Advanced Technology Makes Intraoral Scanning Easy
Q&A with Richard Rosenblatt, DMD
Inside Dentistry interviews Richard Rosenblatt, DMD, the founder of The Chicago Study Club and a private practitioner in Lake Forest, Illinois
Inside Dentistry (ID): What are the most exciting recent developments in intraoral impression scanning technology?
Richard Rosenblatt, DMD (RR): The most important development, in my opinion, has been the increased ease of use that has resulted from general improvements to the hardware and software. I have been using intraoral scanners since 2003, and there was a time when scanning a full arch was next to impossible. Now, I teach classes in which dentists successfully scan full arches 5 minutes after picking up a scanner for the first time. This allows us to do much more comprehensive dentistry more efficiently. It also can free up the dentist to focus on other tasks because team members can be trained to scan patients. In my office, providing aligners has become very easy because our team performs all of the scanning. In addition, we were able to make a team decision to eliminate stone and exclusively 3D print our models.

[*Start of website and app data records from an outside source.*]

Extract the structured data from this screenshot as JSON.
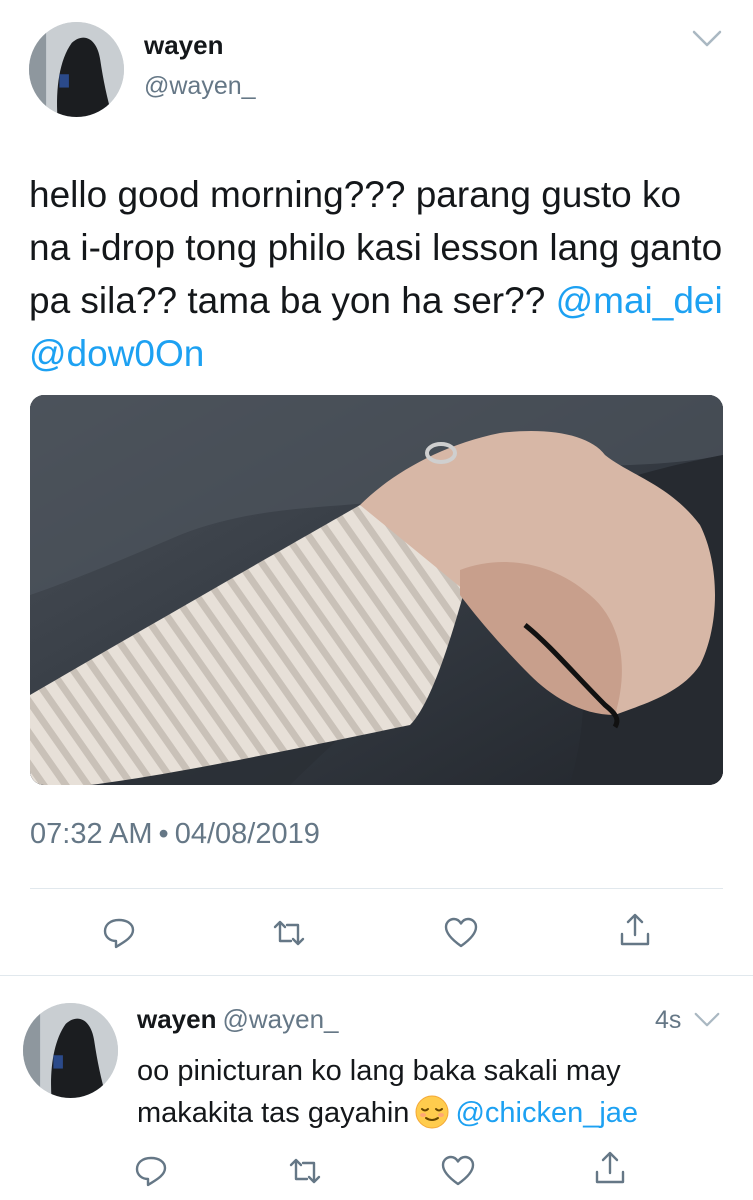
{
  "tweet": {
    "display_name": "wayen",
    "handle": "@wayen_",
    "text": "hello good morning??? parang gusto ko na i-drop tong philo kasi lesson lang ganto pa sila?? tama ba yon ha ser??",
    "mentions": [
      "@mai_dei",
      "@dow0On"
    ],
    "time": "07:32 AM",
    "separator": "•",
    "date": "04/08/2019",
    "actions": [
      "reply-icon",
      "retweet-icon",
      "like-icon",
      "share-icon"
    ]
  },
  "reply": {
    "display_name": "wayen",
    "handle": "@wayen_",
    "age": "4s",
    "text": "oo pinicturan ko lang baka sakali may makakita tas gayahin",
    "emoji": "relieved-face-emoji",
    "mention": "@chicken_jae",
    "actions": [
      "reply-icon",
      "retweet-icon",
      "like-icon",
      "share-icon"
    ]
  },
  "colors": {
    "link": "#1da1f2",
    "secondary_text": "#657786",
    "primary_text": "#14171a",
    "divider": "#e1e8ed"
  }
}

ID: What are the most important considerations when purchasing an intraoral impression scanner?
RR: The first step is to commit to purchasing one. The range of price points and features is so varied now that everyone can implement a basic scanner. Patients appreciate it, and the ability to instantly send data to a laboratory to collaborate on challenging cases is such a significant benefit. The next step is determining what your long-term plan is. Do you want to venture into same-day restorations, custom abutments, etc? If not, then almost any scanner on the market today will work for you. If you want to perform those more advanced in-office processes, however, then you need to make sure to get a system that includes the comprehensive package that is necessary. For me, using a scanner that integrates well with an in-office milling machine has been advantageous.
ID: You mention orthodontics, which is such a huge area of growth in the profession, in part because of increased case acceptance rates. How can scanning contribute to patients being more receptive to orthodontic treatment?
RR: We use the technology to improve patient communication and educate them in the chair. The images from an intraoral scan make it easy to show patients how their bite is not functioning correctly or how their teeth are misaligned. Several aligner companies even provide quick renderings at no cost. Patients really appreciate that comprehensive ability to see what their options and opportunities are.
ID: What developments do you think might be on the horizon?
RR: Although the hardware will continue to improve, the more impactful developments will likely involve the software. I anticipate seeing a lot more digital wax-ups that can be performed in-office. We are already seeing software modules that provide instant simulations for aligner therapy. As artificial intelligence continues to develop, we will see a lot more features like that. Improved software will allow us to be more comprehensive. Fabricating a single crown in 60 to 90 minutes is fairly easy, but more complex restorations are currently more difficult to fabricate in-house. It will also become more common for dentists to utilize intraoral impression scanners to track how patients' teeth are wearing over time. A few software programs already offer that capability, and I believe that more will in the future. Of course, affordability is always a factor for dentists, but I expect prices for intraoral impression scanners to decrease even further in the future, which will increase adoption rates.
ID: You mentioned price. How achievable is the ROI for intraoral impression scanners?
RR: You can calculate how much money you spend on impression material and how much time you spend on remakes. Many laboratories offer discounts for sending digital files. Some aligner systems also include a defined cost of $30 to $50 per impression. For me, the most important factor has been the general growth of my practice that has resulted from the ability to offer chairside dentistry. Being able to mill and deliver same-day restorations and eliminate second visits has created a buzz among patients that has been invaluable to me. Now, I am not only using my scanner for crowns but also using it to restore implants and more.
About the Author
Richard Rosenblatt, DMD
Lake Forest, Illinois